Connolly then turns to the principal subject of his essay, recent sermons delivered by Father Kane condemning Socialism. He places these in a historical context of interference in Irish politics on the part of the Catholic Church, stretching right from the papacy of Adrian IV up to the present day. He stresses the recurrent condemnations on the parts both of the Vatican and the Catholic hierarchy in Ireland of any number of Nationalist and more recently, Socialist movements and points out that these actions have characteristically been at the expense of Ireland’s interests, as part of the Church’s own attempt to serve two masters:
¶¶In all the examples covered by this brief and very incomplete retrospective glance into history the instincts of the reformers and revolutionists have been right, the political theories of the Vatican and the clergy unquestionably wrong.

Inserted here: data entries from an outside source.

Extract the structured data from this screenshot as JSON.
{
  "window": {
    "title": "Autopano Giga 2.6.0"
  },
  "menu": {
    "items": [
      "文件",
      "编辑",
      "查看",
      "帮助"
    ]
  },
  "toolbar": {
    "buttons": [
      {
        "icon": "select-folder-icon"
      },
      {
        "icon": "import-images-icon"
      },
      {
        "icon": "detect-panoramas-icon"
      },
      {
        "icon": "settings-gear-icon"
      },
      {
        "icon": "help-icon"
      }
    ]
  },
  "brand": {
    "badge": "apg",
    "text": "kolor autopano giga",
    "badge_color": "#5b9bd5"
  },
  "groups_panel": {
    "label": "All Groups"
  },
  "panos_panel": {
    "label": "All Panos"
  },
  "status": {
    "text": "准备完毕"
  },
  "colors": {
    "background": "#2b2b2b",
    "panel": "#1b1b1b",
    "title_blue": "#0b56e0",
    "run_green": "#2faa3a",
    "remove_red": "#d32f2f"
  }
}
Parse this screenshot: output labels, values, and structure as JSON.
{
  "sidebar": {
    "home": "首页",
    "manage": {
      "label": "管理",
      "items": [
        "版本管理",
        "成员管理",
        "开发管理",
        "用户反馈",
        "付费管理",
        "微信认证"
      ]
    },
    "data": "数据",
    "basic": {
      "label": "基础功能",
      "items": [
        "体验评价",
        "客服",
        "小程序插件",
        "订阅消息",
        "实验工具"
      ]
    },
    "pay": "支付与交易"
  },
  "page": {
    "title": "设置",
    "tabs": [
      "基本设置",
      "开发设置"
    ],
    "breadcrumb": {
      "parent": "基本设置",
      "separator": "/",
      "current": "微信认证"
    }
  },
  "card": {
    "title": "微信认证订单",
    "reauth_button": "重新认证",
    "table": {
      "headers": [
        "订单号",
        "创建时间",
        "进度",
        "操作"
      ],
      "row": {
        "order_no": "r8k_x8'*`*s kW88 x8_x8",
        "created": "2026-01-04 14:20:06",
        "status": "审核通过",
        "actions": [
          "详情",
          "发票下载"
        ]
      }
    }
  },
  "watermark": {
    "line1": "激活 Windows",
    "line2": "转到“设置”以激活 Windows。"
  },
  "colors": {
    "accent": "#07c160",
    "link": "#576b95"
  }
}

The verdict of history as unquestionably endorses the former as it condemns the latter. And intelligent Catholics everywhere accept that verdict. Insofar as true religion has triumphed, in the hearts of men it has triumphed, in spite of, not because of, the political activities of the priesthood. That political activity in the past, like the clerical opposition to Socialism at present, was and is an attempt to serve God and Mammon — an attempt to combine the service of Him who in His Humbleness rode upon an ass, with the service of those who rode rough-shod over the hearts and souls and hopes of suffering humanity.